[[ EXTRACTED INFORMATION, beginning ]]
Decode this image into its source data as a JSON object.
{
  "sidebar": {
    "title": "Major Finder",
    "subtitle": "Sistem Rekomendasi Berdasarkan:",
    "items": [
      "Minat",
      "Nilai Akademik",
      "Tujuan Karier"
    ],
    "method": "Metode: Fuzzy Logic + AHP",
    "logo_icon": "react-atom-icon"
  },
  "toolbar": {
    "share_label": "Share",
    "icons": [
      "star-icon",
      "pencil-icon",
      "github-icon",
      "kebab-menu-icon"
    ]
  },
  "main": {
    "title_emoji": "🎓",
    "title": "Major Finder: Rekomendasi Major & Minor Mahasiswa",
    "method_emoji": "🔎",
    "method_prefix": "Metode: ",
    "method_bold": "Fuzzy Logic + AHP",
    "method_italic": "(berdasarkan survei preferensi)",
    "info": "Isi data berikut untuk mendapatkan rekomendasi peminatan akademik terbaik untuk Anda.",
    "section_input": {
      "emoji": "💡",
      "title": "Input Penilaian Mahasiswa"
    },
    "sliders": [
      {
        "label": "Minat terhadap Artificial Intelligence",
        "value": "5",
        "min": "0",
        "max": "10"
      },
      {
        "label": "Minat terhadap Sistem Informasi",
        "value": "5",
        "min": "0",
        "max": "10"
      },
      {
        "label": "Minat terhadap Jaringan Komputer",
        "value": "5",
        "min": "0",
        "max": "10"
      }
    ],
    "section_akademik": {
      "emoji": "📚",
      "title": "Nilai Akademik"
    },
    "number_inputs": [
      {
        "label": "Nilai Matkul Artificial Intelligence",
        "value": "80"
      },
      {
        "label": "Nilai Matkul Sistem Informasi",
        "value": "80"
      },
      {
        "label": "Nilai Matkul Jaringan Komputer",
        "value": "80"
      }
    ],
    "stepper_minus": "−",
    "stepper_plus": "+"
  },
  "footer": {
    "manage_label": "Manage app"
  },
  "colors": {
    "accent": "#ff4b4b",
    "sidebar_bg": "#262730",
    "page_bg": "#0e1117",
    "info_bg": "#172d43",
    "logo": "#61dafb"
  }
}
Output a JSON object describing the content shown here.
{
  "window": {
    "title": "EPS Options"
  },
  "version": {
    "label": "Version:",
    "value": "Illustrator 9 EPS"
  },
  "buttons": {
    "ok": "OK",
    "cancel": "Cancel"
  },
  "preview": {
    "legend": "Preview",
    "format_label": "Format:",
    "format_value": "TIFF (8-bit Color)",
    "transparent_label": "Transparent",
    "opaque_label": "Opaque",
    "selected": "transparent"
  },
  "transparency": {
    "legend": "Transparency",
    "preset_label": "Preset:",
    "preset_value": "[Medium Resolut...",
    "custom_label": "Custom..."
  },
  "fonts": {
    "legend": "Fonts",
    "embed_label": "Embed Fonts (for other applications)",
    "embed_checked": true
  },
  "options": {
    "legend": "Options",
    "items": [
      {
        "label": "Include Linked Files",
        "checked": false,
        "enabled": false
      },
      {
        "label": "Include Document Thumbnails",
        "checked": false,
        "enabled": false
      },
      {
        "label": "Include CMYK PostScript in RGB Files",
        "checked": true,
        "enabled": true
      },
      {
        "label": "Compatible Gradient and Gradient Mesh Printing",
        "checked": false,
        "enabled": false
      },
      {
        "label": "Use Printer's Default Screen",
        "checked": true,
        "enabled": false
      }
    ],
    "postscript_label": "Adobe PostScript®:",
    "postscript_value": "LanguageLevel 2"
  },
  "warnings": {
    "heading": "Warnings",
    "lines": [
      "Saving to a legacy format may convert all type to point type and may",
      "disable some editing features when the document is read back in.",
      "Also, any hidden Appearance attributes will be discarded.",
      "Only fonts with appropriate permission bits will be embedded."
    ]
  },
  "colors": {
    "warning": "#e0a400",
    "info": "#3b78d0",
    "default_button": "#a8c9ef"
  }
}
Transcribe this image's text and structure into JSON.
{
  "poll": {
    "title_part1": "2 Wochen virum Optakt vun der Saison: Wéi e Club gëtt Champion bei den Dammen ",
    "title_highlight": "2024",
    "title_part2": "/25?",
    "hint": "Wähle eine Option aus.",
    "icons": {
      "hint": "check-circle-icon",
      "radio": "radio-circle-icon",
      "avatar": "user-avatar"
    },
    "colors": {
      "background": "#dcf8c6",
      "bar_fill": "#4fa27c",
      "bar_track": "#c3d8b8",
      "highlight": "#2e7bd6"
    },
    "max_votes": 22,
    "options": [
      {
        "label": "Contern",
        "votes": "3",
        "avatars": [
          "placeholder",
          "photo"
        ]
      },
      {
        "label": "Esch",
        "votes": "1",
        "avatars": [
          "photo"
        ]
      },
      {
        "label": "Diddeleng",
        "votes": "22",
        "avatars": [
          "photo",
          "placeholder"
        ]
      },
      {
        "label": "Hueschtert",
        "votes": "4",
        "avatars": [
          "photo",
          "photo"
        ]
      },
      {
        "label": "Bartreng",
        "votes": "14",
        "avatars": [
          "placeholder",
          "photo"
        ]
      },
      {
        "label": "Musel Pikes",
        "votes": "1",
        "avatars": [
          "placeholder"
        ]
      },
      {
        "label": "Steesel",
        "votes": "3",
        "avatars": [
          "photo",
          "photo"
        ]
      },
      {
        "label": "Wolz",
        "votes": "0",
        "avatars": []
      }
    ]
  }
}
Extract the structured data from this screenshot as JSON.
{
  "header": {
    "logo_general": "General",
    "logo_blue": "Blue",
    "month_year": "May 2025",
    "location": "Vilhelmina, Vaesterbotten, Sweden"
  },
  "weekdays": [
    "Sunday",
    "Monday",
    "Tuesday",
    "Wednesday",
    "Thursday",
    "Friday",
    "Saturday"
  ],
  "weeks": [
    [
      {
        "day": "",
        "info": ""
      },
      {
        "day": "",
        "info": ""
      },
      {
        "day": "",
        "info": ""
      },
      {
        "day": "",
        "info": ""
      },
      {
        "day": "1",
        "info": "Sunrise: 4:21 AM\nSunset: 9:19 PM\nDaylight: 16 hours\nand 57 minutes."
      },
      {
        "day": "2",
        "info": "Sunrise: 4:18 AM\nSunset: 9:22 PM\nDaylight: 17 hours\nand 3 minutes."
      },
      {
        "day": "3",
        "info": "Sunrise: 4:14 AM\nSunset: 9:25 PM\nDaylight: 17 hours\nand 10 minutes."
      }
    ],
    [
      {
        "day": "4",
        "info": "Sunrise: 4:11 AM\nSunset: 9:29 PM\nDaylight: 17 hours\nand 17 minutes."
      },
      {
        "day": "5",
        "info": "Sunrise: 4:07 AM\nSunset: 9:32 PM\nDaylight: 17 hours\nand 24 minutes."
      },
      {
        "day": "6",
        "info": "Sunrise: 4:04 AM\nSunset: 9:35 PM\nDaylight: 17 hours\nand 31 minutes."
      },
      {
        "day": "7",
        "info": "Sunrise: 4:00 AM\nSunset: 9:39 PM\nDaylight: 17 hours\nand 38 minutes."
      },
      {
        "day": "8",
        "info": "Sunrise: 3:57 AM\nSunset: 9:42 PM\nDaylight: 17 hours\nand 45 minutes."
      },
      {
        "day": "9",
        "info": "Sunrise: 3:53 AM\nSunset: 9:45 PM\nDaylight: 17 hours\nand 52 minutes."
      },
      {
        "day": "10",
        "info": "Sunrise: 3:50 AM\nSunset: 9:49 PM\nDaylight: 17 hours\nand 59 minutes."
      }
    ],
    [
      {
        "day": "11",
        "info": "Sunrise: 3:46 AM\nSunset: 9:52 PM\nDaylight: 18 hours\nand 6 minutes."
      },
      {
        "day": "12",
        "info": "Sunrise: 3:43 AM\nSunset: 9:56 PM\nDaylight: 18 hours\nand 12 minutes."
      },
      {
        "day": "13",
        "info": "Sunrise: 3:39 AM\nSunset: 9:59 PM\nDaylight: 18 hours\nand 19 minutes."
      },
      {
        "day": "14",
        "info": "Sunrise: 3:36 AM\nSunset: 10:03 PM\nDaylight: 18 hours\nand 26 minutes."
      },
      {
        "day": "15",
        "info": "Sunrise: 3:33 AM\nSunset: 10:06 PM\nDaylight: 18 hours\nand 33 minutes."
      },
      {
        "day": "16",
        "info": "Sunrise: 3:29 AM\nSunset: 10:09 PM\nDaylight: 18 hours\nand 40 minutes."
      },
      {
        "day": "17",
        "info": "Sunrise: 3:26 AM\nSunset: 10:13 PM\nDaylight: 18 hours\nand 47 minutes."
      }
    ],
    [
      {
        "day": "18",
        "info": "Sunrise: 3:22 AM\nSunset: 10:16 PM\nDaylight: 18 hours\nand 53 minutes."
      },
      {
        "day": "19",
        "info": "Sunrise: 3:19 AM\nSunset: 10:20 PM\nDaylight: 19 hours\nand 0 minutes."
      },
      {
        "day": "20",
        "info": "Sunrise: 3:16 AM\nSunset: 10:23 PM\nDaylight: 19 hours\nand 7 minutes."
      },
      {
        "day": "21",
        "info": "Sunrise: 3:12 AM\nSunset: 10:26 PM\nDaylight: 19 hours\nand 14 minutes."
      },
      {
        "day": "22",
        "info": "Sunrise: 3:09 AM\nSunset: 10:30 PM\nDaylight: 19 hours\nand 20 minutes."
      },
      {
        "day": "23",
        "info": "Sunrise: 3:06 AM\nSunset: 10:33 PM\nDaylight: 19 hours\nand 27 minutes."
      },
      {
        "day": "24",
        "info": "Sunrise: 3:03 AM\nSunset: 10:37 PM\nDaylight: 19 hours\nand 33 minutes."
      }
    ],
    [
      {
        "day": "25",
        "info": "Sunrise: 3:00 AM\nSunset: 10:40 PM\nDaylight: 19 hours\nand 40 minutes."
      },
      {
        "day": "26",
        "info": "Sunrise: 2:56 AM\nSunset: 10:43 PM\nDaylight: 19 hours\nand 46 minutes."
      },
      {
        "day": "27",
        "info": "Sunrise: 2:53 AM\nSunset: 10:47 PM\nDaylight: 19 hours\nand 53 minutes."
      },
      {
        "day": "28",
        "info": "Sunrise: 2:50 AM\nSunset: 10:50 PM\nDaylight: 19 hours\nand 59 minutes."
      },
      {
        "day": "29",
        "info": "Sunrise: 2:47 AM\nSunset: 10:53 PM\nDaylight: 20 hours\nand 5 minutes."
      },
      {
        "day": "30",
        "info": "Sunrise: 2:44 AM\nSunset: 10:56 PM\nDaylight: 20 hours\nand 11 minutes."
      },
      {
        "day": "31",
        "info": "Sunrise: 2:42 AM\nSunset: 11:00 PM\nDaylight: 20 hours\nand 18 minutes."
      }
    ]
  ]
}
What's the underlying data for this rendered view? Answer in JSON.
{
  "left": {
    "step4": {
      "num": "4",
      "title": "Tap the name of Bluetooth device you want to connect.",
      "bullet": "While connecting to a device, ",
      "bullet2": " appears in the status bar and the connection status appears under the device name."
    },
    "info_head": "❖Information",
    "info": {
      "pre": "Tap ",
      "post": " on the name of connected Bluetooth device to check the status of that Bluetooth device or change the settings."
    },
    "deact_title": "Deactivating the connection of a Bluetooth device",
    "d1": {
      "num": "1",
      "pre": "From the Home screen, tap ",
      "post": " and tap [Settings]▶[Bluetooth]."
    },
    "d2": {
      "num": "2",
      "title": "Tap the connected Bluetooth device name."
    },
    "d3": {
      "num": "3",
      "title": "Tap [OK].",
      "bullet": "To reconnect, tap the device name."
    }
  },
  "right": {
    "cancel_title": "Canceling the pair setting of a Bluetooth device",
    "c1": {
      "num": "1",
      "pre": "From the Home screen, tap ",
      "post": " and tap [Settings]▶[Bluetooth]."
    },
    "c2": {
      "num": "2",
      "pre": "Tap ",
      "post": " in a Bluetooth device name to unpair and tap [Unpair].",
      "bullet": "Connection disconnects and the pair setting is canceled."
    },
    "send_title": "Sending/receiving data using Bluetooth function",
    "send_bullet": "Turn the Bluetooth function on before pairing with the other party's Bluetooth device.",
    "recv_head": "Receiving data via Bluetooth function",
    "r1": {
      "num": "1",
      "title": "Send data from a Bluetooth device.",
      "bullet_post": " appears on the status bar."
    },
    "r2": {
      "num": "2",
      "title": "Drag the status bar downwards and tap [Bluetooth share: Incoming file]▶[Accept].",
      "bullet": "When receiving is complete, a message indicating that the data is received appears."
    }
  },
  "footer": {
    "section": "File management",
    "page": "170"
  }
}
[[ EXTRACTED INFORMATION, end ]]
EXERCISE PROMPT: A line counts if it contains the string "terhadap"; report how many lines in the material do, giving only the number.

ANSWER SECTION: 3